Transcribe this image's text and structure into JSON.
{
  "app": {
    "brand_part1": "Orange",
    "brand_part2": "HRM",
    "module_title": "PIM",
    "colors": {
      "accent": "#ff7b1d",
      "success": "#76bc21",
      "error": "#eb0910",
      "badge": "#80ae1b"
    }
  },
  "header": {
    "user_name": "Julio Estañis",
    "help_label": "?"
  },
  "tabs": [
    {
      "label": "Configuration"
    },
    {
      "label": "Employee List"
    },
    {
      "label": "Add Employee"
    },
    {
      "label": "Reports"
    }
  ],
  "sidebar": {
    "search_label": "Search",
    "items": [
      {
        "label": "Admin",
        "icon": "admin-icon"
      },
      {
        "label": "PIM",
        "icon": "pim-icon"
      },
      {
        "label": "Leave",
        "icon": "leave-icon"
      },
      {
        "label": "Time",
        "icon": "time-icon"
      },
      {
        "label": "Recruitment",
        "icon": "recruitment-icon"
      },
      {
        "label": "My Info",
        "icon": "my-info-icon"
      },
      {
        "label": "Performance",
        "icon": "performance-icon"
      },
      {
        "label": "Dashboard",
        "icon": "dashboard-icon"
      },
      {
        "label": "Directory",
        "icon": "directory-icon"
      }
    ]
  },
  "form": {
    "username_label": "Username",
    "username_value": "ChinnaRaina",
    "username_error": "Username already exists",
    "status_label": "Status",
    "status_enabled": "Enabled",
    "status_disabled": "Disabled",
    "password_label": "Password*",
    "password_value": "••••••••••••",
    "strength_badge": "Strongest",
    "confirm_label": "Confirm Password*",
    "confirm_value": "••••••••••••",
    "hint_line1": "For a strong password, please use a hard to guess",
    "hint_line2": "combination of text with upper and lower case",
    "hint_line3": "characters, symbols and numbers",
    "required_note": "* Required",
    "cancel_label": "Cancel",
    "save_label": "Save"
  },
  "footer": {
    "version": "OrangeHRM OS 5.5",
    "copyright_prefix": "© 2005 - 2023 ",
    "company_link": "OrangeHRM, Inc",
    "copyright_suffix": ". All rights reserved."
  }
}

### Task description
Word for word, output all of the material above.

### Task result
Transcribe this image's text and structure into JSON.
{
  "app": {
    "brand_part1": "Orange",
    "brand_part2": "HRM",
    "module_title": "PIM",
    "colors": {
      "accent": "#ff7b1d",
      "success": "#76bc21",
      "error": "#eb0910",
      "badge": "#80ae1b"
    }
  },
  "header": {
    "user_name": "Julio Estañis",
    "help_label": "?"
  },
  "tabs": [
    {
      "label": "Configuration"
    },
    {
      "label": "Employee List"
    },
    {
      "label": "Add Employee"
    },
    {
      "label": "Reports"
    }
  ],
  "sidebar": {
    "search_label": "Search",
    "items": [
      {
        "label": "Admin",
        "icon": "admin-icon"
      },
      {
        "label": "PIM",
        "icon": "pim-icon"
      },
      {
        "label": "Leave",
        "icon": "leave-icon"
      },
      {
        "label": "Time",
        "icon": "time-icon"
      },
      {
        "label": "Recruitment",
        "icon": "recruitment-icon"
      },
      {
        "label": "My Info",
        "icon": "my-info-icon"
      },
      {
        "label": "Performance",
        "icon": "performance-icon"
      },
      {
        "label": "Dashboard",
        "icon": "dashboard-icon"
      },
      {
        "label": "Directory",
        "icon": "directory-icon"
      }
    ]
  },
  "form": {
    "username_label": "Username",
    "username_value": "ChinnaRaina",
    "username_error": "Username already exists",
    "status_label": "Status",
    "status_enabled": "Enabled",
    "status_disabled": "Disabled",
    "password_label": "Password*",
    "password_value": "••••••••••••",
    "strength_badge": "Strongest",
    "confirm_label": "Confirm Password*",
    "confirm_value": "••••••••••••",
    "hint_line1": "For a strong password, please use a hard to guess",
    "hint_line2": "combination of text with upper and lower case",
    "hint_line3": "characters, symbols and numbers",
    "required_note": "* Required",
    "cancel_label": "Cancel",
    "save_label": "Save"
  },
  "footer": {
    "version": "OrangeHRM OS 5.5",
    "copyright_prefix": "© 2005 - 2023 ",
    "company_link": "OrangeHRM, Inc",
    "copyright_suffix": ". All rights reserved."
  }
}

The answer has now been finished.